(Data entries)

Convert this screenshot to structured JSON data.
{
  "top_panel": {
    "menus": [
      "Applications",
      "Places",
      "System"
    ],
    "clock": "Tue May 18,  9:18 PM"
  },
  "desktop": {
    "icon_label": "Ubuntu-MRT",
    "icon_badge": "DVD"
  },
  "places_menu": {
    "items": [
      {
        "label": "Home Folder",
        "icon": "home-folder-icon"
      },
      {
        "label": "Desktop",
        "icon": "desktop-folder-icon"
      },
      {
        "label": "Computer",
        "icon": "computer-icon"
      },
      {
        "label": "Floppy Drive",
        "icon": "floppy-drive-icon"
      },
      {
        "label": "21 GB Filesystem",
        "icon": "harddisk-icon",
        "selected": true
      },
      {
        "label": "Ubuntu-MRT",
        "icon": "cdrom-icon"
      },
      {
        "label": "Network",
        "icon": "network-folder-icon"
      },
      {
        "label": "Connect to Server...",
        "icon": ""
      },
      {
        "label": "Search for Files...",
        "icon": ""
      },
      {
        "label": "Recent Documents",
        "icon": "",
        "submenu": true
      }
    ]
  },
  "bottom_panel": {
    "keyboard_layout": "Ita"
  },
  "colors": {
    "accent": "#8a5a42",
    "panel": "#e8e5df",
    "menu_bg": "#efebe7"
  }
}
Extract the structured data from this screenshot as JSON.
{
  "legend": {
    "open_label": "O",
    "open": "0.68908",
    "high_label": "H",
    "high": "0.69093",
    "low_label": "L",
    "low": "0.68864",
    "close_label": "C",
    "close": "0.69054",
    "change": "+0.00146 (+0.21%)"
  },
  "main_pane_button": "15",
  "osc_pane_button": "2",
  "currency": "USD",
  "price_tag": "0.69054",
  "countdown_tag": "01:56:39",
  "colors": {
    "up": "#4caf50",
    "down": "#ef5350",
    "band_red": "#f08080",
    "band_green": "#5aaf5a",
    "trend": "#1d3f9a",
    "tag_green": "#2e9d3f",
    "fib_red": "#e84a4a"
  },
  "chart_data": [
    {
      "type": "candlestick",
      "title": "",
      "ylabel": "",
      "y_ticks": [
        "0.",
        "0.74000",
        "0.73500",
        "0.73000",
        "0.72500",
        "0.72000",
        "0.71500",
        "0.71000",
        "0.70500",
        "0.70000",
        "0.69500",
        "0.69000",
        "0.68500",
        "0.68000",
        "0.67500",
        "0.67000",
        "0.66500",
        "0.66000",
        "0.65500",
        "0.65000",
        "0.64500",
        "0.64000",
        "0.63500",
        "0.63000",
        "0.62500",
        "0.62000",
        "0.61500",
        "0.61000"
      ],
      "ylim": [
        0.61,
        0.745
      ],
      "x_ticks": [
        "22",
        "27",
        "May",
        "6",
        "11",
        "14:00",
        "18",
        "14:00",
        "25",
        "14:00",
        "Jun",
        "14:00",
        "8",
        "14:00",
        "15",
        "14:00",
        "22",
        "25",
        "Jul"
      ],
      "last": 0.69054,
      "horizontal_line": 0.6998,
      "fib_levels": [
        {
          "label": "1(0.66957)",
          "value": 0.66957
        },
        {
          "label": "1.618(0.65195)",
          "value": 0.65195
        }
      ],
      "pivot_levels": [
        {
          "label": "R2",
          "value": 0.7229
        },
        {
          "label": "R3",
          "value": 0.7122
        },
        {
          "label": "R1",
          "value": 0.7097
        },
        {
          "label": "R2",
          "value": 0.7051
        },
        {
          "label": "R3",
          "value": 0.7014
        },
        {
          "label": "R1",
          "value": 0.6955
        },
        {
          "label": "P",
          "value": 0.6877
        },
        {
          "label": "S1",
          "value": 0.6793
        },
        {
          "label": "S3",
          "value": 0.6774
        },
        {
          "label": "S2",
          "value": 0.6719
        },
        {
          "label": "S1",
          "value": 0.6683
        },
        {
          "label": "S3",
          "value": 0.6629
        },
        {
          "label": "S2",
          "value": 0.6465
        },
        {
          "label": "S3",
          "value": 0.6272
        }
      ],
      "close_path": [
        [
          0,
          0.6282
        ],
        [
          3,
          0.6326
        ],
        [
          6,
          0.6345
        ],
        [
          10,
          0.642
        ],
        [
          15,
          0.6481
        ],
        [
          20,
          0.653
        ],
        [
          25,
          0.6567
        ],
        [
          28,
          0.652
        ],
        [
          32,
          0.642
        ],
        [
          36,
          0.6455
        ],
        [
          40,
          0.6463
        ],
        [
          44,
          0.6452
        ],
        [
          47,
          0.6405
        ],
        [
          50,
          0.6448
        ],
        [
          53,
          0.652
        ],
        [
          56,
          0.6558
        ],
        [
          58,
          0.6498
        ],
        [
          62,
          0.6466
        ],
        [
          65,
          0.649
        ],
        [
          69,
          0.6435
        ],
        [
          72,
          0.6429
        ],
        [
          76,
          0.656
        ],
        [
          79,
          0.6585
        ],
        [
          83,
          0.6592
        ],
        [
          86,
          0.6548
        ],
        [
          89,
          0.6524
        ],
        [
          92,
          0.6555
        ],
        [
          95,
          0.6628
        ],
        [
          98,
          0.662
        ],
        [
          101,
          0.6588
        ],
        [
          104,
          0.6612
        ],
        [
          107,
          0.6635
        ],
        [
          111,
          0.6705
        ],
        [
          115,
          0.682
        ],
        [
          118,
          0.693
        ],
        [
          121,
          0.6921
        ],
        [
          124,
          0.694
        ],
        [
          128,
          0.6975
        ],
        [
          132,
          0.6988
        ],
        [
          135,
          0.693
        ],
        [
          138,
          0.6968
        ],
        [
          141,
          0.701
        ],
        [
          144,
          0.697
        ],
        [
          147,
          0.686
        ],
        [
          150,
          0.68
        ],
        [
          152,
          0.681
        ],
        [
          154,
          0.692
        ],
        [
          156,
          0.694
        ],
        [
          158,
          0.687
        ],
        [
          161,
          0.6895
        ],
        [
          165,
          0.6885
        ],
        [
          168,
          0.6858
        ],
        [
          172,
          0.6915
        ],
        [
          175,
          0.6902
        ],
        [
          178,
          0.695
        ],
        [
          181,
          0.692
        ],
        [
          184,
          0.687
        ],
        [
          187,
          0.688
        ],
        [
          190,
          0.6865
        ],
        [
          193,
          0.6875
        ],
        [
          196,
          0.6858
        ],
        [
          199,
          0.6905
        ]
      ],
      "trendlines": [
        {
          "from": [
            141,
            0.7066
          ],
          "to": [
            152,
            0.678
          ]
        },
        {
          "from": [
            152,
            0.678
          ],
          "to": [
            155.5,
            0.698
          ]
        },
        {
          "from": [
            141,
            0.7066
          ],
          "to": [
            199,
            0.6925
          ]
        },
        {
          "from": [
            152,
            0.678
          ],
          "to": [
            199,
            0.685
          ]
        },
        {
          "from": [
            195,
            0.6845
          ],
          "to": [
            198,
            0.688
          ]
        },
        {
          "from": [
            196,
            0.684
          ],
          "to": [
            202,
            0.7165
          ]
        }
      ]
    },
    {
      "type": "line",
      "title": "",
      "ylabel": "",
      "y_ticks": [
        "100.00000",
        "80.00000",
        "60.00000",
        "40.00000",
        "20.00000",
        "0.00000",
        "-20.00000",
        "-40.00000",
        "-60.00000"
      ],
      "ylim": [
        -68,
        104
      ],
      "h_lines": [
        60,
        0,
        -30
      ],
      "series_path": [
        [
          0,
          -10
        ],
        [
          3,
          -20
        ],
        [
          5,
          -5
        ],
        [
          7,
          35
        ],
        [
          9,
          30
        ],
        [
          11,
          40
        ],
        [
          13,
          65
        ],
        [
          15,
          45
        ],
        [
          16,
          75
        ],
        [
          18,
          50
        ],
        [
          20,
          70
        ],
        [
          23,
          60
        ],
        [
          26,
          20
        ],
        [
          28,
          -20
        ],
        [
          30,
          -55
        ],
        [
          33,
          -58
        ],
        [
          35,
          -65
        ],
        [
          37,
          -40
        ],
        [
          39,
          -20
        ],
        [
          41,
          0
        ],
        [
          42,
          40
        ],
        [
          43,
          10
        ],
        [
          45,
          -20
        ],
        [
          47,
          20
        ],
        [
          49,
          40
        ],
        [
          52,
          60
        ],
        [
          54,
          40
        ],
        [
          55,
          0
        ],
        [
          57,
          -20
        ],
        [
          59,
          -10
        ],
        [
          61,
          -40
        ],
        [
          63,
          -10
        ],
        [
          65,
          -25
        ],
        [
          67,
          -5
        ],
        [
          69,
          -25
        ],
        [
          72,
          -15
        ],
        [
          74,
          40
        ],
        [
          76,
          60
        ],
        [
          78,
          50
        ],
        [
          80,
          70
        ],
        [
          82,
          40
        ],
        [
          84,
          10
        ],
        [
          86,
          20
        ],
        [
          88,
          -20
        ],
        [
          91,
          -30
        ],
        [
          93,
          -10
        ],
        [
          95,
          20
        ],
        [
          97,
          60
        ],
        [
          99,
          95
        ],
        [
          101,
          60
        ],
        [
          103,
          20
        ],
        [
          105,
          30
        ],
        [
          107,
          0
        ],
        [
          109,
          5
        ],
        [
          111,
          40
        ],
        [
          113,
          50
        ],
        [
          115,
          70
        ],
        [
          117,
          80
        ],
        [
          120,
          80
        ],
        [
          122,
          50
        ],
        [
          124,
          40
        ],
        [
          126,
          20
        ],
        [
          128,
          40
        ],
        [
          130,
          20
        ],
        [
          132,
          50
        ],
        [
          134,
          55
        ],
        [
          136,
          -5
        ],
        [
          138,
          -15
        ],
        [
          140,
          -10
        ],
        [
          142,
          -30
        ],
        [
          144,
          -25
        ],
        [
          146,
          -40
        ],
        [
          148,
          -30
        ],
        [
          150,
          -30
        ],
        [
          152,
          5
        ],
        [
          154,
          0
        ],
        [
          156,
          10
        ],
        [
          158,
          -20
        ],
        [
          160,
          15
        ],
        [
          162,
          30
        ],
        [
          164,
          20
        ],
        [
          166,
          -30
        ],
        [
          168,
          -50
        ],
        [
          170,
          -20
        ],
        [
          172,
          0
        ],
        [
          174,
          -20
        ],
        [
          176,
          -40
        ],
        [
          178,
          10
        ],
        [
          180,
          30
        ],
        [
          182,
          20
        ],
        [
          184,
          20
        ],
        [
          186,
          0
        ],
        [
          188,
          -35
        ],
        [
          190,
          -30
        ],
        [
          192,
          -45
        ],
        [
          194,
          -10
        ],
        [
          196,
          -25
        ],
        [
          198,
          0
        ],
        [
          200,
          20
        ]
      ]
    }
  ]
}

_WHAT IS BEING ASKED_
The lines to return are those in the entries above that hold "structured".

_THE COMPLETED TASK_
Convert this screenshot to structured JSON data.
Extract the structured data from this screenshot as JSON.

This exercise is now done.